Wednesday, November 22, 2000
Steamboat Springs On Saturday, sled hockey takes center stage at the Howelsen Ice Arena when the Denver-based Paralyzed Veterans of America Avalanche team enters the rink at 9 p.m.
The Avalanche, who will bring at least eight of its team members, will put on a clinic that is free and open to the public. If time permits, the Avalanche will scrimmage with the Steamboat Springs Natives.
The event is scheduled to last for about two hours.
John Steele, who plays for the Natives, said the clinic was an opportunity for those unfamiliar with sled hockey to try out the sport.
Sled hockey, or sledge hockey, originated in Canada and was adopted in Colorado several years ago. It is played mainly by people who have lower extremity disabilities.
But in the United States, a sled hockey team can have as many as three able-bodied individuals on its roster.
The Natives, who currently have four members on their team, are just one of two squads in Colorado. The Avalanche is the other team.
"It can get quite rough," said Steele, who has been involved with the sport for the past several years. "It's not quite as fast as regular hockey, but there's still checking.
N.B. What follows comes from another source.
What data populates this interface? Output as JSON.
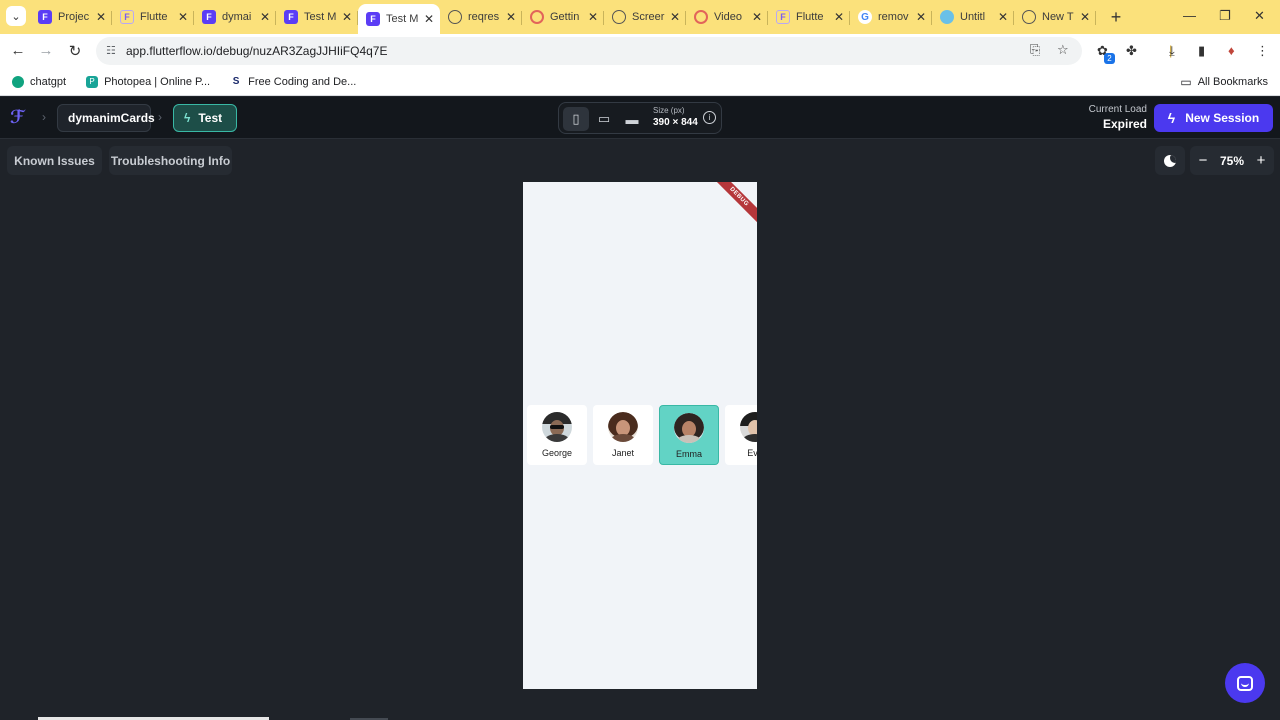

It's kind of exciting."
Members of the Natives include Craig Kennedy, Jeremy Robertson, Ryan Baker and Steele.
Haley Miller, who coaches the Denver team, said the clinic offers people a chance to get out on the ice and skate around in hockey sleds.
Sled hockey rules and regulations are about the same as they are in regular hockey. The only major difference is that in sled hockey players use additional equipment. The player is seated on a sled, which is affixed to two skate blades under the seat.
Two short sticks are used, which have metal picks on the butt ends of them to help the players propel themselves or shoot or pass the puck. Players use their arms to propel themselves by digging the picks into the ice and pulling themselves forward.
Miller, whose team competes in hockey sled tournaments in other states, said Saturday's event was an opportune time for players to compete against friends and family.
Steele said he was thankful for the private donations he received that helped his teammates purchase the necessary hockey equipment.
Sled hockey is a must try for anyone, Miller said.
"It's fun, it's exciting," Miller said. "It's a great workout, and anyone who likes hockey will fall in love with sled hockey."
For more information, contact Miller at (970) 726-6967.
To reach Eric Rineer call 871-4229 or e-mail firstname.lastname@example.org